Horse showing isn’t a team sport. While individualism has served us well under Covid restrictions, enabling us to return to play earlier than team sports, the ethos of competing against each other is prone to leak its way into boarding barn aisles, horse show bleachers and social media comments. Ringside chit-chat slides into gossip over the client who left their coach or the horse trainer who left their spouse!
In our zeal to convince others of our viewpoint we put on blinders to avoid even considering opposing viewpoints.
The prize in the debate over horse training methods and horse management practices is respect and recognition as the barn expert. A verbal burr, slipped under the saddle of our “competition” could earn more Facebook likes or merely the satisfaction of being “right”.
We may win the argument, but might we lose the relationship?
We are designed for relationship. Created for community. Comparing and competing erodes the very thing we long for – being part of a team.
“Humility always brings a kind of relief.” John Ortberg
One of the quickest ways to diffuse the flaming arrows of negative comments is to extinguish them with positive ones. Responding to a gossip with a positive observation about the targeted person, or a plausible explanation for their situation can often rein in the conversation.

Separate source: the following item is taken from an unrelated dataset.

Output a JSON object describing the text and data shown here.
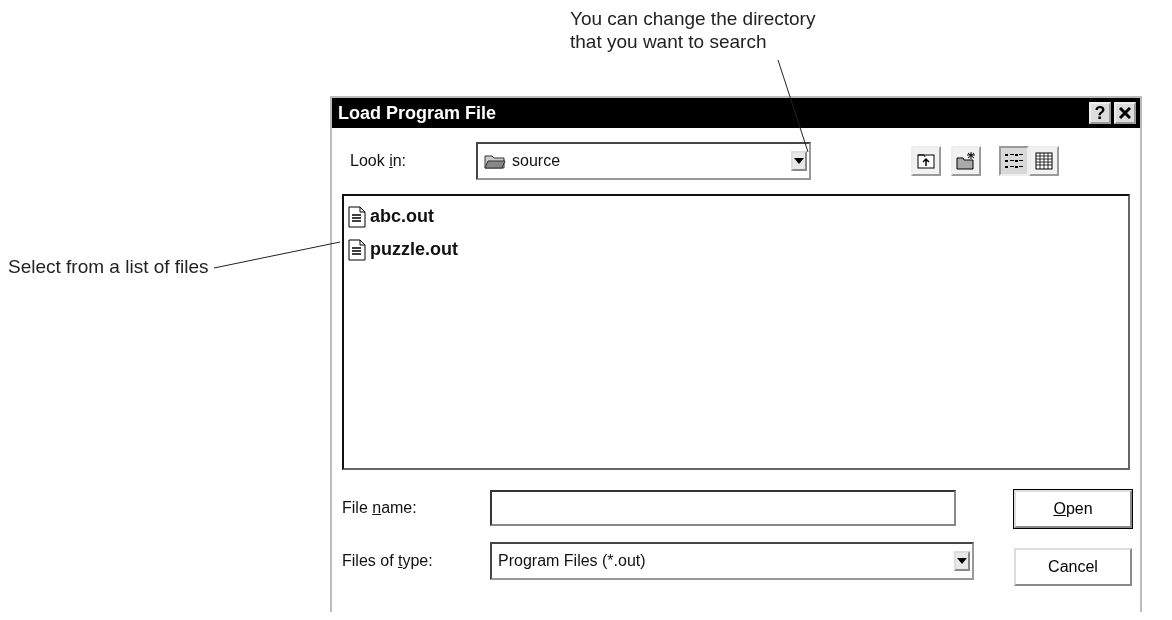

Those who opt out of “one-upping” and save the competition for the ring are the real winners!
“Whoever restrains his words has knowledge, and he who has a cool spirit is a man of understanding.” Proverbs 17:27 The Bible